A group of writers in the Pratt area meet once a month to share information and encouragement and help each other become better writers.

Members of Pratt Area Writers Society will present a program at the After Hours @ Your Library program for adults at 7 p.m. on Jan. 21. Louise Pelzl thinks the audience will be people who write or want to write and those who are just interested in the writing process.

The evening will provide a showcase for local authors and "insider" information for anyone who wants to become an author, library director Rochelle Westerhaus said. The members will talk about their writing journey and answer questions. They can sell books if they want, and will be happy to autograph copies.

There are four core members of PAWS: Pelzl and Kathryn Pritchett, both of Pratt, Donovan Harrison of Attica and Pat Taylor of Kingman. Others attend meetings occasionally, but the four of them are regulars on one Thursday night a month — they just don't know far ahead of time which Thursday it will be because of work and travel schedules.

Donovan, Pritchett and Pelzl have collaborated on "Baby Makes 3," which Pelzl described as a take-off on the life of Anna Nichole Smith, featuring murder and mayhem, motivated by millions of dollars. Unlike the real Smith story, however, it all comes out well in the end.

Pritchett has written a couple of contemporary suspense novels, "More Than a Point of Honor," and "The Judas Seat." Donovan is the author of a series of books, based on the wanderings of Chief Black Kettle.

Taylor writes a column, "Observations of a Sheriff's Patrolman," that is published in the Cunningham Courier, the Kingman Leader-Courier and other small area newspapers.

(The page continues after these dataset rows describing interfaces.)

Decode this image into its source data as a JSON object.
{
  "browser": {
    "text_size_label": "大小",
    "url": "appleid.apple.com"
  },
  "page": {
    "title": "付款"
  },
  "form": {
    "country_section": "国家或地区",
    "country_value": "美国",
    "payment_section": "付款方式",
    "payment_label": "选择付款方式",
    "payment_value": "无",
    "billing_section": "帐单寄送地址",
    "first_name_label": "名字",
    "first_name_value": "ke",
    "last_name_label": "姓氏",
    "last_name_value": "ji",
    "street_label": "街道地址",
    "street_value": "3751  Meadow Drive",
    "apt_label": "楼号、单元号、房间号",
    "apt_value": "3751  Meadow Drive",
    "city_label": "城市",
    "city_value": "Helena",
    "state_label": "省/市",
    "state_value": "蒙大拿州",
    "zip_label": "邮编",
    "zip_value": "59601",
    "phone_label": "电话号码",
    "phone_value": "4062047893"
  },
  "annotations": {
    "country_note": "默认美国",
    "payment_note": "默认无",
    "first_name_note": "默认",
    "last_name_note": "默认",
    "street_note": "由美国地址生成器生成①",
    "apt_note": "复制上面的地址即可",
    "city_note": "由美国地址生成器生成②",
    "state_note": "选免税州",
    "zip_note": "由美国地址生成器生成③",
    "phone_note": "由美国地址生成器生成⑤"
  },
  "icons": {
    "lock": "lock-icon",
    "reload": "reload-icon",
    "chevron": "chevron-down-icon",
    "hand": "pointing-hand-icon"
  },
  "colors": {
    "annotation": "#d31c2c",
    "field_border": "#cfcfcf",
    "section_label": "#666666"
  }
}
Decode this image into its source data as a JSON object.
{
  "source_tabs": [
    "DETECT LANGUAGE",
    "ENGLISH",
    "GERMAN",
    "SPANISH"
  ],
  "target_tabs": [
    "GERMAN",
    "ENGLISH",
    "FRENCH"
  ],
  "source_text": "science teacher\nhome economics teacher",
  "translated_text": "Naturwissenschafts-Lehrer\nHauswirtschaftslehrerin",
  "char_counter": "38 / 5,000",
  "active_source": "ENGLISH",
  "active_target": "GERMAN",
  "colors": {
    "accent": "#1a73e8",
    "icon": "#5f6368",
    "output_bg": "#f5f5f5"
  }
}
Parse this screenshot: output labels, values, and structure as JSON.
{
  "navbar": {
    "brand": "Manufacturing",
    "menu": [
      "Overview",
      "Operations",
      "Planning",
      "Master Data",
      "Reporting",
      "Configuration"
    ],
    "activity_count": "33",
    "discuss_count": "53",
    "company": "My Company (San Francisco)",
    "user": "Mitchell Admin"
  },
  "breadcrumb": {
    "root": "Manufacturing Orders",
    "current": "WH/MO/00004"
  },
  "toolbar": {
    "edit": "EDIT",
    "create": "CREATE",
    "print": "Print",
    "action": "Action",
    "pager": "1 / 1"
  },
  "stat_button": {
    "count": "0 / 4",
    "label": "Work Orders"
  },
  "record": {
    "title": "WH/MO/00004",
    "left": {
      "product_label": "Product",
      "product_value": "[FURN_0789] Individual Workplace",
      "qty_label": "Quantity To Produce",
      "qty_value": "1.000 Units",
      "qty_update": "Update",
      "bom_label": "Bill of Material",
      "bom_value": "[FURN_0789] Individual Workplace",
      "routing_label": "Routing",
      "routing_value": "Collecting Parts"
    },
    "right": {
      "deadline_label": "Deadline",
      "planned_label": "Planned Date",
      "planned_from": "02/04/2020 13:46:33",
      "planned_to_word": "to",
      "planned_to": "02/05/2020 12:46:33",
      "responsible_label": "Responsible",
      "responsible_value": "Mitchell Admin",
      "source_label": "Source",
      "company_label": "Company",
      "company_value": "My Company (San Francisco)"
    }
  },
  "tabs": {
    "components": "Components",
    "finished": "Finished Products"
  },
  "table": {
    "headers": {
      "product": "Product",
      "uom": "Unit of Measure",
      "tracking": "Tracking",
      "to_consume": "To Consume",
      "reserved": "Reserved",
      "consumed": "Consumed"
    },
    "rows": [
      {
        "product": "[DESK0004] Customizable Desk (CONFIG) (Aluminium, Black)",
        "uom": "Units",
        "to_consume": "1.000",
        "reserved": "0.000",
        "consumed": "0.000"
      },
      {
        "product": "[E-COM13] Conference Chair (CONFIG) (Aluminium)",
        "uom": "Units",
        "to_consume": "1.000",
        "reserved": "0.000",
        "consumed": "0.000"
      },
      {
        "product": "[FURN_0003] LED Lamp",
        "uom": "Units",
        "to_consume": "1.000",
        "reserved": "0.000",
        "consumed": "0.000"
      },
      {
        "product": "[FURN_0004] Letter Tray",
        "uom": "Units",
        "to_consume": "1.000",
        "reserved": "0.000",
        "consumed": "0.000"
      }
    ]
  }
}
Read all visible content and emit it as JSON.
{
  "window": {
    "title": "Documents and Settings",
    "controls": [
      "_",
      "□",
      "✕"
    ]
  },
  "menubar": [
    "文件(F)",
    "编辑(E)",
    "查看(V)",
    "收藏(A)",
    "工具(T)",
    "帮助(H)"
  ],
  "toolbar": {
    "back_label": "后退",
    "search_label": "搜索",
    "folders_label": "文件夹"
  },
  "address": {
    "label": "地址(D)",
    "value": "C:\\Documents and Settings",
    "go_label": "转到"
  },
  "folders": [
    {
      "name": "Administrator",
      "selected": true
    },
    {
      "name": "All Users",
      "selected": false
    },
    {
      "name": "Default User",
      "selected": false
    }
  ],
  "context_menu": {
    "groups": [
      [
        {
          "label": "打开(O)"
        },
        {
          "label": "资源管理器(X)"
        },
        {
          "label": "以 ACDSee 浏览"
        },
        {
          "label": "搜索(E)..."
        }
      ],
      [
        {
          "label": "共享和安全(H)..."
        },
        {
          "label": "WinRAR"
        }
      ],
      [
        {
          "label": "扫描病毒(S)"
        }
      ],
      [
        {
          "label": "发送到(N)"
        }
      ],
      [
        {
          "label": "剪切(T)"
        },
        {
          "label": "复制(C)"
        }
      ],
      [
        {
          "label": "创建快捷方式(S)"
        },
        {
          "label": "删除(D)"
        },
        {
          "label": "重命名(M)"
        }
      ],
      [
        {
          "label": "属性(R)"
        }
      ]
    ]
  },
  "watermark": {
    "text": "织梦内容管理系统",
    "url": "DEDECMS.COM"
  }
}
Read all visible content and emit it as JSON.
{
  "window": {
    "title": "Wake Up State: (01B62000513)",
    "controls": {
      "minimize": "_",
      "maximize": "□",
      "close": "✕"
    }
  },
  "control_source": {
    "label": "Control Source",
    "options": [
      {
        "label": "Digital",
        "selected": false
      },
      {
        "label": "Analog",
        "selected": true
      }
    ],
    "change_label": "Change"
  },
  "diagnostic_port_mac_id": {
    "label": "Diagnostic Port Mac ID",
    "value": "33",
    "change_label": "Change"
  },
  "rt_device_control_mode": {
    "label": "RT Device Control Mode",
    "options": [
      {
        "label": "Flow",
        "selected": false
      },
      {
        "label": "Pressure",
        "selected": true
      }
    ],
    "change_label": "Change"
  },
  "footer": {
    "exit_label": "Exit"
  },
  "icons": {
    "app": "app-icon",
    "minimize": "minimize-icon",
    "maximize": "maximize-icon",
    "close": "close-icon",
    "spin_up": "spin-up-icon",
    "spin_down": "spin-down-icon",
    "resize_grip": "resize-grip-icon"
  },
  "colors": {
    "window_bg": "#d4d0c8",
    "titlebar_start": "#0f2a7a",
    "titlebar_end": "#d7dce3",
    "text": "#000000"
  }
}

Pelzl has just sold a historical romantic fiction set in 1820s England. Getting a publisher is often harder than writing the book, she said, which is why many beginning authors self-publish or publish electronically. She has an agreement, she clarified, but not a contract yet. The publisher can change the title, change the character names and require her to make editorial changes. Once everything is to their liking, the company has a year to publish the book.

Pelzl made connections with the publishing house through her membership in Romance Writers of America. She also belongs to two writing groups in Wichita, in addition to PAWS.

The members have different strengths and perspectives, which benefit all. throughout the book. Pelzl described Pritchett as a grammarian. Taylor's strengths include spelling and punctuation.

He described a history class he took at Friends University, where students were required to write two 750-word book reviews.

"If you had punctuation problems, you dropped a grade point," he said. "If you had spelling problems, you dropped a grade point."

His early experience with the Wichita Police Force honed another skill — officers had to dictate their reports over the telephone, which required him to "get the outline down to a science."

He estimates he has written the newspaper column for about 24 years. His philosophy is first, "do no harm," but he said his goal is to deliver a message to wrong-doers, and sometimes that's enough to stop the wrong.

His law enforcement experiences are valuable to other writers. Reading the work of one aspiring writer, he noted that the story included information that the Highway Patrol had worked a deadly wreck. Taylor knows who else might have been there — sheriff's officers, emergency personnel and hazardous material personnel.

Somebody will catch the mistakes that writers make, Pelzl said, and the friendly group helps them avoid errors in the final copy.